**Problem requirements**
Scan the entries below, and for each line that includes the word "this", make a copy.

[Collection entries]
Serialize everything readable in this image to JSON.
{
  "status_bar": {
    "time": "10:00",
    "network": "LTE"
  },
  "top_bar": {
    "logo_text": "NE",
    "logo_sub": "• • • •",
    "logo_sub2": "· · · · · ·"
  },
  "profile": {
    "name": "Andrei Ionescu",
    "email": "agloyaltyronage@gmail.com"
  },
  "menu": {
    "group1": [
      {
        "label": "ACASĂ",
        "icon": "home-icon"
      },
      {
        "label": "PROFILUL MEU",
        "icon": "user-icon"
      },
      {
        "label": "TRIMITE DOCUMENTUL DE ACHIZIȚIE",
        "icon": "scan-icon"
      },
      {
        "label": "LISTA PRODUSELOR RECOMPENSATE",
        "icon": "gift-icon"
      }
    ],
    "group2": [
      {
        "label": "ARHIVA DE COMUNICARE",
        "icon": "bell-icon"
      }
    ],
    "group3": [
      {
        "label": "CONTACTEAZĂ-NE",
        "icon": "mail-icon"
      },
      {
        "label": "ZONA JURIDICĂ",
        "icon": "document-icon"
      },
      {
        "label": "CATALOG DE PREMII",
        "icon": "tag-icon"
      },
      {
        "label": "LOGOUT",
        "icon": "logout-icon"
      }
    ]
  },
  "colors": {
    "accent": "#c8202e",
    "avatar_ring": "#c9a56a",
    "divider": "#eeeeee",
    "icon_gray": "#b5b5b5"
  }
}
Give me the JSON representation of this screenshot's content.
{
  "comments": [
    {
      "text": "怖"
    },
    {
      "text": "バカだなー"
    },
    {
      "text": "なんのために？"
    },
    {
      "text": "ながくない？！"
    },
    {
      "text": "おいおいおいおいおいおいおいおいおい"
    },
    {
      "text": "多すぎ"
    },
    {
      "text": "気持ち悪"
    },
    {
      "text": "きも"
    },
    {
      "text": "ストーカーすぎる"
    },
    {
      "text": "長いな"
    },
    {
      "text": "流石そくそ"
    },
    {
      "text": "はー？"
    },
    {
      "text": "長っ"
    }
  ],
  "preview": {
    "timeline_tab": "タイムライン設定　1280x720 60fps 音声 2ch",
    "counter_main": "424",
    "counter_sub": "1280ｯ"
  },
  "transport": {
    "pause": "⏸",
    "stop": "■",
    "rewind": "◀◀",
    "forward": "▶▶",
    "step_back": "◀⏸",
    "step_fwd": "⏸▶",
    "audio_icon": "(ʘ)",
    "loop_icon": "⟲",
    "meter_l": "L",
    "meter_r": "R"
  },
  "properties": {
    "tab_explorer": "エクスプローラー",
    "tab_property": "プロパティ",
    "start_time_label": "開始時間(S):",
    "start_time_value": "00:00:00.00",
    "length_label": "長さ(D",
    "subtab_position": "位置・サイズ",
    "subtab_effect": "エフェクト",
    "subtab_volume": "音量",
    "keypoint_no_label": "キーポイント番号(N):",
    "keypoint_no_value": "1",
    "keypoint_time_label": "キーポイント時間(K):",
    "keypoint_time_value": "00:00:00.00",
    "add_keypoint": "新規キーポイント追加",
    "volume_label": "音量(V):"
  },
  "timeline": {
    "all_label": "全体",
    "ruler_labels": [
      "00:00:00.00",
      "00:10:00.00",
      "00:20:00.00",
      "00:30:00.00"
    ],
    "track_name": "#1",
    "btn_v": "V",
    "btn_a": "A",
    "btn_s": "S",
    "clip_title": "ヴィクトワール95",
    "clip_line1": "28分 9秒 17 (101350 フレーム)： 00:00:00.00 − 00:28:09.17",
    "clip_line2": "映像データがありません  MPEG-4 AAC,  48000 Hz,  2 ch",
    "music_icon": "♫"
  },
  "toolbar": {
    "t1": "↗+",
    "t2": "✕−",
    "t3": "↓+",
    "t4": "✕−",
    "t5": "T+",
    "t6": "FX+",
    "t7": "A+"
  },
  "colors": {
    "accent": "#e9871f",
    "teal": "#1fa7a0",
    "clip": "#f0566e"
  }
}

**Response**
Serialize everything readable in this image to JSON.
Give me the JSON representation of this screenshot's content.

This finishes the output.